|US20030083640 *||Oct 25, 2001||May 1, 2003||Sadiow Rebekah R.||IV Safety assembly|
|US20100004618 *||Jan 7, 2010||BAXTER INTERNATIONAL INC. and BAXTER HEALTHCARE S.A., WALLISELLEN||Port assembly for use with needleless connector|
|US20100004619 *||Jul 3, 2008||Jan 7, 2010||Baxter International Inc.||Port assembly for use with needleless connector|
|US20100049160 *||Aug 19, 2008||Feb 25, 2010||Baxter Healthcare S.A.||Port assembly for use with needleless connector|

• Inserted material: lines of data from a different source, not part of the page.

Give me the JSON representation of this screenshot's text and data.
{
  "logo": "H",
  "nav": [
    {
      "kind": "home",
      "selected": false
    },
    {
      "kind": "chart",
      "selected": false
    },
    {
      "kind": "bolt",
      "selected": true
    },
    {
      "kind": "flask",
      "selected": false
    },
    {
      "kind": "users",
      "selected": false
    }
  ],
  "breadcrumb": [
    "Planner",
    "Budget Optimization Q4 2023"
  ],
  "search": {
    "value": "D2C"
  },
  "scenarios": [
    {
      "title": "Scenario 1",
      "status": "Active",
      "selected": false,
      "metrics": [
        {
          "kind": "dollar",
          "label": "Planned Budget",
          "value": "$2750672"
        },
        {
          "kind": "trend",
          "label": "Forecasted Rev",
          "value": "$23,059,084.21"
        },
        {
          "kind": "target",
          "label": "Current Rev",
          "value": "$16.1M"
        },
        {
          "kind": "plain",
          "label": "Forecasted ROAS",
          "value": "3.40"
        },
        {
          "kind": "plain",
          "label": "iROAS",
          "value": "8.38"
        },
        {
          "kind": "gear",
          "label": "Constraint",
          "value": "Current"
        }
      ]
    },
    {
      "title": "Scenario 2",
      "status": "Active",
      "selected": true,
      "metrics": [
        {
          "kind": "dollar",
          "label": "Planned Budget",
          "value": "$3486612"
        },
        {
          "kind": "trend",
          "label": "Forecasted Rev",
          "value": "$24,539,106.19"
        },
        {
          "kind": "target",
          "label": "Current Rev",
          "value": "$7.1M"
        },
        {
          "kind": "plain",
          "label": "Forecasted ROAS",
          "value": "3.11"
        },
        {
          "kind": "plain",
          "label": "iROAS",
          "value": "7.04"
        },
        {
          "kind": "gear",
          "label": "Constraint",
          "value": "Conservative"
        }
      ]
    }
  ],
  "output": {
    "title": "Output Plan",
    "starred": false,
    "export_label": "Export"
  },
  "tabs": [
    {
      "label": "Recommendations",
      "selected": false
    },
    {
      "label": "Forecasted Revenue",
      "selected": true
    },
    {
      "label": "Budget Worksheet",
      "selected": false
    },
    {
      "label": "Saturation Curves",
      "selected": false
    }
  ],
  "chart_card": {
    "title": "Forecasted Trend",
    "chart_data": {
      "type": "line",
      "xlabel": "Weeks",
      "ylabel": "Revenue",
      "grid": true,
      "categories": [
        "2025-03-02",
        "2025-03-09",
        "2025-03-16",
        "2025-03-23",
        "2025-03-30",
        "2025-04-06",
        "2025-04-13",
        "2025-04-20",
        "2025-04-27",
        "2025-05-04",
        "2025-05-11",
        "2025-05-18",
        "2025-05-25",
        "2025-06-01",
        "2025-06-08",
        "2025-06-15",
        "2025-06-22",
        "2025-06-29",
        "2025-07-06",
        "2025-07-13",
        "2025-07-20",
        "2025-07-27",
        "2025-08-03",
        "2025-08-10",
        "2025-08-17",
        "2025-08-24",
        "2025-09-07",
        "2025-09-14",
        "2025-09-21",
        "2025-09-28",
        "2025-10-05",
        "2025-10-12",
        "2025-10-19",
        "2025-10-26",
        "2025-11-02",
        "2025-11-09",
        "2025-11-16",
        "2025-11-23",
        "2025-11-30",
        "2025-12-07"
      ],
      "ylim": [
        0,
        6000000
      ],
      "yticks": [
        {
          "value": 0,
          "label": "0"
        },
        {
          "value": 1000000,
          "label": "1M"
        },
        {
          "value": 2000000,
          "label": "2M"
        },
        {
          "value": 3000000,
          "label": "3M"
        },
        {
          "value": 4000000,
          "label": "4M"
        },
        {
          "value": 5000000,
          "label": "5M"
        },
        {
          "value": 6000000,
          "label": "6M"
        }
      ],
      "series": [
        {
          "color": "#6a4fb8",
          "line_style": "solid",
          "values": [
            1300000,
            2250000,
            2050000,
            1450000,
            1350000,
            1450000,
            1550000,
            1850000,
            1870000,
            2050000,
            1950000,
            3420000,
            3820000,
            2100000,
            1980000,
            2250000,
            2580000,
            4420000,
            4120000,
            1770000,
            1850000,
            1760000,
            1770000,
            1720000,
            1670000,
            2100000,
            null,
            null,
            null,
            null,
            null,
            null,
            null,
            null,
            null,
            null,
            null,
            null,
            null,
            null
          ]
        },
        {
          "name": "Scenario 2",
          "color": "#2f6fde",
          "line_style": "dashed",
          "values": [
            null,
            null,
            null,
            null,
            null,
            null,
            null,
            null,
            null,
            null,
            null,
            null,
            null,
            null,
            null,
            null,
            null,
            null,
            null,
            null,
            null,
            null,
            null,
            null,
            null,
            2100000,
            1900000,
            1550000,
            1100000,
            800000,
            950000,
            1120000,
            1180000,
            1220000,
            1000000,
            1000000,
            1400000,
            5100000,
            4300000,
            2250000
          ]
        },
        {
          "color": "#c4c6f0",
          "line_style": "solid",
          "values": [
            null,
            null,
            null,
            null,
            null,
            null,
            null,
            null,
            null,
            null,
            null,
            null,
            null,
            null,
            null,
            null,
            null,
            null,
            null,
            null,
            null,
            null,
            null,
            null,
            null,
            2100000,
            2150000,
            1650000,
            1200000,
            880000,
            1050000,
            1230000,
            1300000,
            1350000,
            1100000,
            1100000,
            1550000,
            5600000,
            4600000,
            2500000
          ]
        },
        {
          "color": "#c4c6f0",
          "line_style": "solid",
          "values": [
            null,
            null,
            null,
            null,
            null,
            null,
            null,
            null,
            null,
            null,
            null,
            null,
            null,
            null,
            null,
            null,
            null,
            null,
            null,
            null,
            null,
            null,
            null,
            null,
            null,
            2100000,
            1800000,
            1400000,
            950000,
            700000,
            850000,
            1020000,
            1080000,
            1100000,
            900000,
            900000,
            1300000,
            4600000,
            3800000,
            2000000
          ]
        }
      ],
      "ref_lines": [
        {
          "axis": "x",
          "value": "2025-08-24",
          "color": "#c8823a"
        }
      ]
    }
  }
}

|US20100108681 *||Nov 6, 2009||May 6, 2010||Baxter International Inc.||Port Assembly for Use With Needleless Connector|
|US20100292674 *||Nov 18, 2010||Baxter International Inc.||Needleless Connector with Slider|
|WO2005117802A1 *||May 27, 2005||Dec 15, 2005||Gambro Lundia Ab||Container for medical solution|
|U.S. Classification||604/410, 604/244|
|International Classification||A61J1/05, A61J1/10|
|Nov 9, 1981||AS||Assignment|
Owner name: BIOTEST-SERUM-INSTITUT GMBH, FLUGHAFENSTRASSE 4, D
Free format text: ASSIGNMENT OF ASSIGNORS INTEREST.;ASSIGNOR:WALKER, WOLFRAM H.;REEL/FRAME:003943/0492
Effective date: 19811012
|Aug 7, 1987||FPAY||Fee payment|
Year of fee payment: 4
|Mar 3, 1988||AS||Assignment|
Owner name: BIOTEST A.G., A JOINT STOCK COMPANY OF GERMANY
Free format text: ASSIGNMENT OF ASSIGNORS INTEREST.;ASSIGNOR:BIOTEST SERUM-INSTITUT G.M.B.H., A LIMITED LIABILITY COMPANY OF GERMANY;REEL/FRAME:004893/0230
Effective date: 19871120
Owner name: BIOTEST A.G., GERMANY
Free format text: ASSIGNMENT OF ASSIGNORS INTEREST;ASSIGNOR:BIOTEST SERUM-INSTITUT G.M.B.H., A LIMITED LIABILITY COMPANY OF GERMANY;REEL/FRAME:004893/0230
Effective date: 19871120
|Oct 8, 1991||REMI||Maintenance fee reminder mailed|
|Mar 8, 1992||LAPS||Lapse for failure to pay maintenance fees|
|May 12, 1992||FP||Expired due to failure to pay maintenance fee|
Effective date: 19920308